We recently had the opportunity to discuss about a new idea that allows sharing of agricultural tools & machinery among farmers, with Thomi Giotopoulou, one of the people working on this concept. The idea seems to be really promising, especially in the case of Greece (but also for similar countries), where farms are limited in size and farmers do not always have the funds required for actually buying an expensive piece of agricultural machinery; instead they are willing to share the equipment they already have and in return borrow a tool that they do not own and use it for as long as needed before returning it to its owner.… Click to read the full post

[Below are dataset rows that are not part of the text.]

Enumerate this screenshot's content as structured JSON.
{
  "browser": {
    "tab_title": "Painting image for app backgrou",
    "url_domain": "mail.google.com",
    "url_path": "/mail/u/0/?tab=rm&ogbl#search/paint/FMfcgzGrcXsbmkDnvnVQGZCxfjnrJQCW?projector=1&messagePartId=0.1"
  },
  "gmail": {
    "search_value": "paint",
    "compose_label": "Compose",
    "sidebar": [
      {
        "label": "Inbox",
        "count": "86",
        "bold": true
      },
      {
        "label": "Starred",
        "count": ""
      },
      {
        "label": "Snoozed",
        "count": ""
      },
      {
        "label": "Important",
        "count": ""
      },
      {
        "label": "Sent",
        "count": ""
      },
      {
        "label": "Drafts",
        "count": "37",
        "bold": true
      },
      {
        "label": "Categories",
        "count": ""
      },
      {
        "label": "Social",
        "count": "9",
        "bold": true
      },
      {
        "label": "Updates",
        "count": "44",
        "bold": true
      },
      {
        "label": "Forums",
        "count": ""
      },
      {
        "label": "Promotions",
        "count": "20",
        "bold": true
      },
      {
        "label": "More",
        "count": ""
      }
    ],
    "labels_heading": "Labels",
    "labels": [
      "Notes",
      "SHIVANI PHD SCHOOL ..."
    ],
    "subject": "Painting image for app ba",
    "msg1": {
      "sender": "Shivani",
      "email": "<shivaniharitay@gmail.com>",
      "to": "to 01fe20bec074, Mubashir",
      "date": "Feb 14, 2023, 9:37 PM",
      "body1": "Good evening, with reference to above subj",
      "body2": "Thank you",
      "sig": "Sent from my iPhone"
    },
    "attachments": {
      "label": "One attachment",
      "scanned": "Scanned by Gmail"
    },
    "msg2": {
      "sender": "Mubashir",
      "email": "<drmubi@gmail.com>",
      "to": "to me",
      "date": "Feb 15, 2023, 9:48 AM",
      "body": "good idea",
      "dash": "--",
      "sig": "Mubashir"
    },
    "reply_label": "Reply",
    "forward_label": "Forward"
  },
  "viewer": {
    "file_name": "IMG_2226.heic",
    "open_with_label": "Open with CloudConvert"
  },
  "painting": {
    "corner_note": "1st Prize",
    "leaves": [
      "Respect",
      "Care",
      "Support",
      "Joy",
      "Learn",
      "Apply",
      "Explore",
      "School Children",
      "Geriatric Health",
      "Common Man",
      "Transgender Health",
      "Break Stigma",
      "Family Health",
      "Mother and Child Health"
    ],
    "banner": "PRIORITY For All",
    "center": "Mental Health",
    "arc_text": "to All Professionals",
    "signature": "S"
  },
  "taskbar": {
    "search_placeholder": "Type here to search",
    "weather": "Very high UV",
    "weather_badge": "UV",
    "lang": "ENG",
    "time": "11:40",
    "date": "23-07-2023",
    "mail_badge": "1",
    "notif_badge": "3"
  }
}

We are back from a short summer break with a special blog post; special because it is the first one that comes from a person outside the Agro-Know team. In fact, the author of this blog post is Mohammed Z. Al-Taie, a PhD candidate at the Universiti Teknologi Malaysia (UTM), Faculty of Computing (FC) – Soft Computing Research Group (SCRG). Even though the topic of the post is not related to agriculture nor any other green topic, the post provides an analysis on how the social media can be used in cases of disasters. Mr. Taie was kind enough to contact us and offered to publish some parts of his research through the AK blog; an offer that we could not refuse, as the analysis seems really interesting and thorough and on top of that, it focuses on the use of social networks (which we frequently use mostly for dissemination purposes) for alternative but useful purposes.… Click to read the full post